“This is a huge day, we’re here to celebrate the future,” said Racquet Up Executive Director Derek Aguirre. “Our new facility will be a game-changer for kids, and it could not be more timely as we all try to move forward from the pandemic. From our new, permanent home, we will provide support to thousands of youth and their families over the decades to come.”
In addition to its eight squash courts, Racquet Up includes three state-of-the-art classrooms and a career center. Its courts will also be available to the public, opening to a new generation a racquets sport popular across the globe. The center plans top-drawer squash events as well with an eye on national junior tournaments.
The facility will allow the youth program to double its current enrollment and provide more court access. In so doing it will expand its partnership to more area schools.
The facility project has drawn support from a broad range of individual, corporate, and foundation donors including The Shelden Fund, A.A. Van Elslander Foundation, McGregor Fund, A. Alfred Taubman Foundation, William Davidson Foundation, and Kresge Foundation.
“Racquet Up has been such a life experience,” said Antwan’s mother Tanya Ramsey, who has put six of her children through the program. “Since Derek Aguirre first came to our doorstep, he promised there would be a new center someday. I’m glad to be here to see the dream come true.”

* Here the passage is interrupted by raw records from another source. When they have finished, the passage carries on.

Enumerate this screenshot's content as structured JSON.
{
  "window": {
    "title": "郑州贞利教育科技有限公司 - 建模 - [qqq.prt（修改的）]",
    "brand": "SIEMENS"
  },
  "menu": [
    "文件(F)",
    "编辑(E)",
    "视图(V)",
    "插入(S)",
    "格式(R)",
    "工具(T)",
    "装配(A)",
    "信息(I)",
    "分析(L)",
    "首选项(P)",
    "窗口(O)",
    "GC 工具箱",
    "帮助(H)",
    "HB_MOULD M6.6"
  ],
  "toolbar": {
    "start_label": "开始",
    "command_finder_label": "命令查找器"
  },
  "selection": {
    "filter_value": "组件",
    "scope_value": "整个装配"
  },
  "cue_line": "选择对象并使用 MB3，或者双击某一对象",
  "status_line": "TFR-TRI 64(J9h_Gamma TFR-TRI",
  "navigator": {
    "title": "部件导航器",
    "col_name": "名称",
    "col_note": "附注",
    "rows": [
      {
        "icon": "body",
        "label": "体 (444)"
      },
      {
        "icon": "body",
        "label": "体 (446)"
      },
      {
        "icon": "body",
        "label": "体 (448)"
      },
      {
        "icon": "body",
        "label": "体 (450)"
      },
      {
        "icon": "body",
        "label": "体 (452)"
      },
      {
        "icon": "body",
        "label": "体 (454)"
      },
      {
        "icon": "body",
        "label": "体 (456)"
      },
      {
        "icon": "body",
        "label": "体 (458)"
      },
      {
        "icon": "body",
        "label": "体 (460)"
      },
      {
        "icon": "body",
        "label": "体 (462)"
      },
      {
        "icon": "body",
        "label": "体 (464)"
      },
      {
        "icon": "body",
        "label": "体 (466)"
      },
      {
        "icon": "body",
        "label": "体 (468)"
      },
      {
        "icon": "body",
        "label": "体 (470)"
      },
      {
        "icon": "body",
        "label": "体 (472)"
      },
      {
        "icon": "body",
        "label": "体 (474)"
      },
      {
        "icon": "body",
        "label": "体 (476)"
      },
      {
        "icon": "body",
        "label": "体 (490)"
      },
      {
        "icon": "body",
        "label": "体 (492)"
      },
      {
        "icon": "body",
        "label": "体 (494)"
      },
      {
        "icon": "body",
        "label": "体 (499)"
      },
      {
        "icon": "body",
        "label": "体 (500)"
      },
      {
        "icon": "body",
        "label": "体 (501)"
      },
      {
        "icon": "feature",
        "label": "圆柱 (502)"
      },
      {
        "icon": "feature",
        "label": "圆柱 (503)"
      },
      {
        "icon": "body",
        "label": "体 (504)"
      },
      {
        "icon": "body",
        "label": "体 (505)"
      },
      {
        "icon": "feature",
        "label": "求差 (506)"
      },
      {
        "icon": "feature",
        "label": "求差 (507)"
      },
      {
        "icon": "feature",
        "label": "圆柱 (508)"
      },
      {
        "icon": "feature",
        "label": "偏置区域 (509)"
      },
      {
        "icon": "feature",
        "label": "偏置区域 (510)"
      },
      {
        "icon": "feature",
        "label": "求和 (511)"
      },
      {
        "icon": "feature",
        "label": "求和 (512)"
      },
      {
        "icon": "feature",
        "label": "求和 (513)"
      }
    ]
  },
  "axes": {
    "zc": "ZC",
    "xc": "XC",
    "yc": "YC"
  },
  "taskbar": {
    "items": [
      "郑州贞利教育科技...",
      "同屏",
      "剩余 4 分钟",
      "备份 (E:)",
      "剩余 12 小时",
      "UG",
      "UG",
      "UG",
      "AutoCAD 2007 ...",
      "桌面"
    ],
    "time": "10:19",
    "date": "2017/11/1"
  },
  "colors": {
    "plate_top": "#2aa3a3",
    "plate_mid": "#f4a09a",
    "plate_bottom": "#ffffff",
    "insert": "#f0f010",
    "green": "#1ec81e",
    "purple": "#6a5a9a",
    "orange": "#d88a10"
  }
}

Henry Payne is auto critic for The Detroit News. Find him at [email protected] or Twitter @HenryEPayne.